- [Work request] The reply must contain all of the records, unchanged.

- [Dataset rows for apps and sites]
########
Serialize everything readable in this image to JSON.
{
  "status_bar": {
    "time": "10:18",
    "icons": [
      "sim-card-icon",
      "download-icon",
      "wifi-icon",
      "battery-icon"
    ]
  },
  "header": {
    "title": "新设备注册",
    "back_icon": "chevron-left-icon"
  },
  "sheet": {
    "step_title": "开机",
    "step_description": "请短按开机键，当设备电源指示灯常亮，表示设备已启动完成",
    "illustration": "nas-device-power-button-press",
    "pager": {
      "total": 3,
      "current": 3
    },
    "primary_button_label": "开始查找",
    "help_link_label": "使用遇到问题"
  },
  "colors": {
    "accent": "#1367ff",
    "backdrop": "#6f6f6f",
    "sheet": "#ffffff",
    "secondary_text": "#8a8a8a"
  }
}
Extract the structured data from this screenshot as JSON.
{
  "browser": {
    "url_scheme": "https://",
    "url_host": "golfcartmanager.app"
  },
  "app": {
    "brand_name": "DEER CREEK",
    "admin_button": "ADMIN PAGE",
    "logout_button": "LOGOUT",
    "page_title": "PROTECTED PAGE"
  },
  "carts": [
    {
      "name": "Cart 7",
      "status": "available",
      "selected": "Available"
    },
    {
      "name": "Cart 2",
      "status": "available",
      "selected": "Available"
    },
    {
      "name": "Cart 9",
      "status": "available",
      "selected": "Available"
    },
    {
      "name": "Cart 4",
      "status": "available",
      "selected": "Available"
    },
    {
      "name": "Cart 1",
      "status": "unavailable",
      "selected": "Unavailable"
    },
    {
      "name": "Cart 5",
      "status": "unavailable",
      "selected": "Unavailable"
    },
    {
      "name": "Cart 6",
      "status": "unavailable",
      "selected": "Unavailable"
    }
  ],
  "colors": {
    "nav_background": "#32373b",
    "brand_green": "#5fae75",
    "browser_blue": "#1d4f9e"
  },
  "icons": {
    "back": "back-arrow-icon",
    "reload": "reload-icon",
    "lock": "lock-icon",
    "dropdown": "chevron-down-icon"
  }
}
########
- [Answer to the exercise]
Serialize everything readable in this image to JSON.
{
  "status_bar": {
    "time": "10:18",
    "icons": [
      "sim-card-icon",
      "download-icon",
      "wifi-icon",
      "battery-icon"
    ]
  },
  "header": {
    "title": "新设备注册",
    "back_icon": "chevron-left-icon"
  },
  "sheet": {
    "step_title": "开机",
    "step_description": "请短按开机键，当设备电源指示灯常亮，表示设备已启动完成",
    "illustration": "nas-device-power-button-press",
    "pager": {
      "total": 3,
      "current": 3
    },
    "primary_button_label": "开始查找",
    "help_link_label": "使用遇到问题"
  },
  "colors": {
    "accent": "#1367ff",
    "backdrop": "#6f6f6f",
    "sheet": "#ffffff",
    "secondary_text": "#8a8a8a"
  }
}
Extract the structured data from this screenshot as JSON.
{
  "browser": {
    "url_scheme": "https://",
    "url_host": "golfcartmanager.app"
  },
  "app": {
    "brand_name": "DEER CREEK",
    "admin_button": "ADMIN PAGE",
    "logout_button": "LOGOUT",
    "page_title": "PROTECTED PAGE"
  },
  "carts": [
    {
      "name": "Cart 7",
      "status": "available",
      "selected": "Available"
    },
    {
      "name": "Cart 2",
      "status": "available",
      "selected": "Available"
    },
    {
      "name": "Cart 9",
      "status": "available",
      "selected": "Available"
    },
    {
      "name": "Cart 4",
      "status": "available",
      "selected": "Available"
    },
    {
      "name": "Cart 1",
      "status": "unavailable",
      "selected": "Unavailable"
    },
    {
      "name": "Cart 5",
      "status": "unavailable",
      "selected": "Unavailable"
    },
    {
      "name": "Cart 6",
      "status": "unavailable",
      "selected": "Unavailable"
    }
  ],
  "colors": {
    "nav_background": "#32373b",
    "brand_green": "#5fae75",
    "browser_blue": "#1d4f9e"
  },
  "icons": {
    "back": "back-arrow-icon",
    "reload": "reload-icon",
    "lock": "lock-icon",
    "dropdown": "chevron-down-icon"
  }
}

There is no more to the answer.